======== Source material

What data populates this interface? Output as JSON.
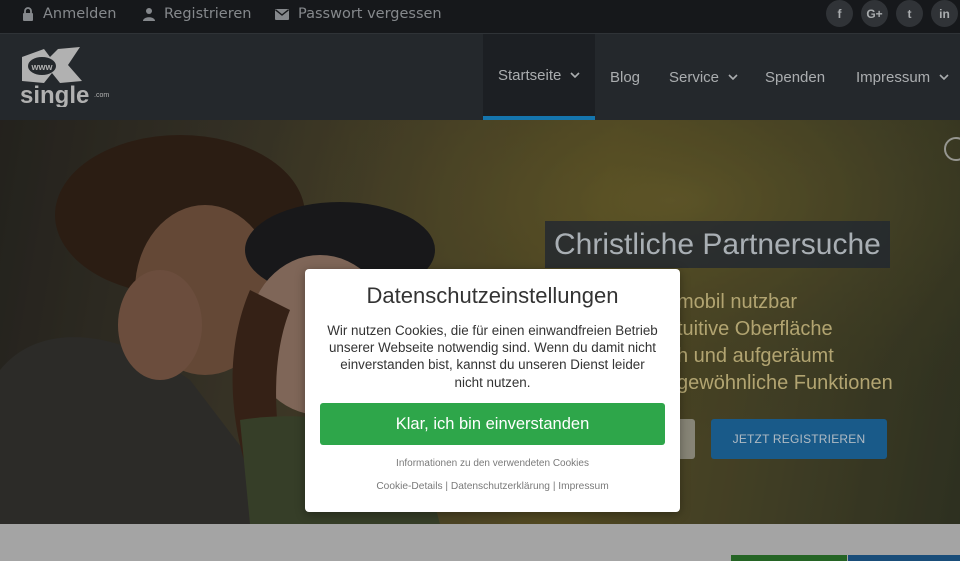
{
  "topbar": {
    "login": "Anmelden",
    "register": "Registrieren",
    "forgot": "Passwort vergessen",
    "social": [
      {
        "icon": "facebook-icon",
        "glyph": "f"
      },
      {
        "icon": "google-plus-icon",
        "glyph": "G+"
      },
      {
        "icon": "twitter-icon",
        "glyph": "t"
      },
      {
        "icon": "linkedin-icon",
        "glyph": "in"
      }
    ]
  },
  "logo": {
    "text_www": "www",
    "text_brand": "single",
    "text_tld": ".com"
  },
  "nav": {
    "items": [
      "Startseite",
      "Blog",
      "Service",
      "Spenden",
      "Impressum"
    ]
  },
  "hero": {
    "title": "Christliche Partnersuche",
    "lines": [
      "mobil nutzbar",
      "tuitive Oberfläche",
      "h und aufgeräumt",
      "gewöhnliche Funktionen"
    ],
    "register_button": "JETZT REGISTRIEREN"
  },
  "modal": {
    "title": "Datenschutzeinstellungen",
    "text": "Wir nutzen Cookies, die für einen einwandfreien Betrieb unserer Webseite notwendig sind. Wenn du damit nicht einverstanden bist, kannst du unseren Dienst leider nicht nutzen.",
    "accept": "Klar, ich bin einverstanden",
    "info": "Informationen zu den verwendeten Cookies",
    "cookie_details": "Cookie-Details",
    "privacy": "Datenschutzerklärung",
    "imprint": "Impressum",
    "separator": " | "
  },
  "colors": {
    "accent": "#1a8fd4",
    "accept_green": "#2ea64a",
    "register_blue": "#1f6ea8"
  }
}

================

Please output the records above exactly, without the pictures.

What data populates this interface? Output as JSON.
{
  "topbar": {
    "login": "Anmelden",
    "register": "Registrieren",
    "forgot": "Passwort vergessen",
    "social": [
      {
        "icon": "facebook-icon",
        "glyph": "f"
      },
      {
        "icon": "google-plus-icon",
        "glyph": "G+"
      },
      {
        "icon": "twitter-icon",
        "glyph": "t"
      },
      {
        "icon": "linkedin-icon",
        "glyph": "in"
      }
    ]
  },
  "logo": {
    "text_www": "www",
    "text_brand": "single",
    "text_tld": ".com"
  },
  "nav": {
    "items": [
      "Startseite",
      "Blog",
      "Service",
      "Spenden",
      "Impressum"
    ]
  },
  "hero": {
    "title": "Christliche Partnersuche",
    "lines": [
      "mobil nutzbar",
      "tuitive Oberfläche",
      "h und aufgeräumt",
      "gewöhnliche Funktionen"
    ],
    "register_button": "JETZT REGISTRIEREN"
  },
  "modal": {
    "title": "Datenschutzeinstellungen",
    "text": "Wir nutzen Cookies, die für einen einwandfreien Betrieb unserer Webseite notwendig sind. Wenn du damit nicht einverstanden bist, kannst du unseren Dienst leider nicht nutzen.",
    "accept": "Klar, ich bin einverstanden",
    "info": "Informationen zu den verwendeten Cookies",
    "cookie_details": "Cookie-Details",
    "privacy": "Datenschutzerklärung",
    "imprint": "Impressum",
    "separator": " | "
  },
  "colors": {
    "accent": "#1a8fd4",
    "accept_green": "#2ea64a",
    "register_blue": "#1f6ea8"
  }
}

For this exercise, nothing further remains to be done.